His patients, weakened from disease, told him to live for his dreams. So he put off his career to do something he's thought about for as long as he can remember.
Joseph Hughes, a University of Utah School of Medicine graduate, is devoting the next two years of his life to swimming. Hughes is aiming for the Sydney 2000 USA Olympic swim team, training to qualify for the Olympic trials in Indianapolis.His work in radiation oncology will have to wait until then.
"In working with patients, and making friends with people who were dying, they told me to chase after my dreams, no matter how far-fetched they seemed," Hughes said. "Universally, they said I would regret it if I didn't."
To Hughes, a native of St. George, making it to the Olympic trials is the most important thing.
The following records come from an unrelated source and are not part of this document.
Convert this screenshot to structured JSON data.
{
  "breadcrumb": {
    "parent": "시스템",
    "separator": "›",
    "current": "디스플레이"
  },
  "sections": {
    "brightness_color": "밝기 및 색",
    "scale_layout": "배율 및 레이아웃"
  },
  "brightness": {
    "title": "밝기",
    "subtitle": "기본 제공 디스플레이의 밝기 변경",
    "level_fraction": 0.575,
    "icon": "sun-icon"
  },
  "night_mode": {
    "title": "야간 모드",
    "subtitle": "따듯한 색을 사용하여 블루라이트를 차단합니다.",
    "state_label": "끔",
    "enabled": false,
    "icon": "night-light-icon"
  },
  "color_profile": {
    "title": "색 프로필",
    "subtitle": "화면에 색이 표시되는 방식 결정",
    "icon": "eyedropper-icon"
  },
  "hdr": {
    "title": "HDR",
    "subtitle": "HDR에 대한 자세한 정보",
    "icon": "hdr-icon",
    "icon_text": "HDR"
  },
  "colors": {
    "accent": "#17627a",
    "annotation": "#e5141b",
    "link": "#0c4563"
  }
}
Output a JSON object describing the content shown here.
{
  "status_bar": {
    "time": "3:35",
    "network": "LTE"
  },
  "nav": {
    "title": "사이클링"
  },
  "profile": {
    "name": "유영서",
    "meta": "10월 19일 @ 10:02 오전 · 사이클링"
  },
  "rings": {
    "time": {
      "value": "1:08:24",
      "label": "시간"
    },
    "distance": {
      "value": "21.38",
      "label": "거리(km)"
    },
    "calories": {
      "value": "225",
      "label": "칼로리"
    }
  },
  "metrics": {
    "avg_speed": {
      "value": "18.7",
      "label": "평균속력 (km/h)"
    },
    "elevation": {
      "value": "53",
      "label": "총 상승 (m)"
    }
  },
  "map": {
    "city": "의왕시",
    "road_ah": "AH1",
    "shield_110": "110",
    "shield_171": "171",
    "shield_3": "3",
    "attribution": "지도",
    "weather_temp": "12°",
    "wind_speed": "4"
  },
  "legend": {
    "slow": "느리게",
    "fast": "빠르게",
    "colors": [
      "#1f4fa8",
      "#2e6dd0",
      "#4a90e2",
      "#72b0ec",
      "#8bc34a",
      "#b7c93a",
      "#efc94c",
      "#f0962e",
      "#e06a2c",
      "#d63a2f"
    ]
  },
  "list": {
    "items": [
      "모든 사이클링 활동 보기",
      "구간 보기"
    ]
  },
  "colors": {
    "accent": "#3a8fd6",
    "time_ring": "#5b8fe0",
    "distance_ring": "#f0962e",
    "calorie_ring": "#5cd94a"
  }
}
Making the team would be "icing on the cake." Hughes received an athletic scholarship and swam at the U. as an undergraduate, coming fairly close to the college Olympic trial cuts before going into medical school, he said.
Then he left the water altogether for three years, believing that he had attained all he could. Finding a break from his studies to try weightlifting and other sports, Hughes built up his body strength.
Erik Hanssen, who also swam at the U. as an undergraduate, trains with Hughes. Hanssen also took a few years off from swimming after graduating. The two began training together in September, setting a goal of placing in the Master's National Championships.
Hanssen said they didn't do as well as they had wanted to, but he placed third in the 200-meter butterfly, and Hughes placed third in the 50-meter freestyle, also doing well in the 100-meter butterfly.
"We wanted to get back and see what we could do," Hanssen said. "You don't compete for anything but your pride, (since) most people in the meet are not world class swimmers."
But it was a start. Hanssen said he thinks that Hughes can make it to the Olympics. "He has a pretty good shot," he said. "He has the build to be a world class swimmer and the motivation to do it."
Dennis Tesch, U. swim coach, agrees. "He is a national level swimmmer. He has great strokes and great dedication."
Tesch says that Hughes, at 26, has a significant opportunity. "Many swimmers don't reach their peak until after college, and it's a shame, because many stop at 23, or 24."
For instance, Pueblo Morales, a gold medalist, took a break from swimming to go to law school, Tesch pointed out. It's very possible, Tesch said, adding that Hughes' coach, Dave Salo, has trained many Olympic swimmers.
Hughes is moving to Southern California to train with Salo.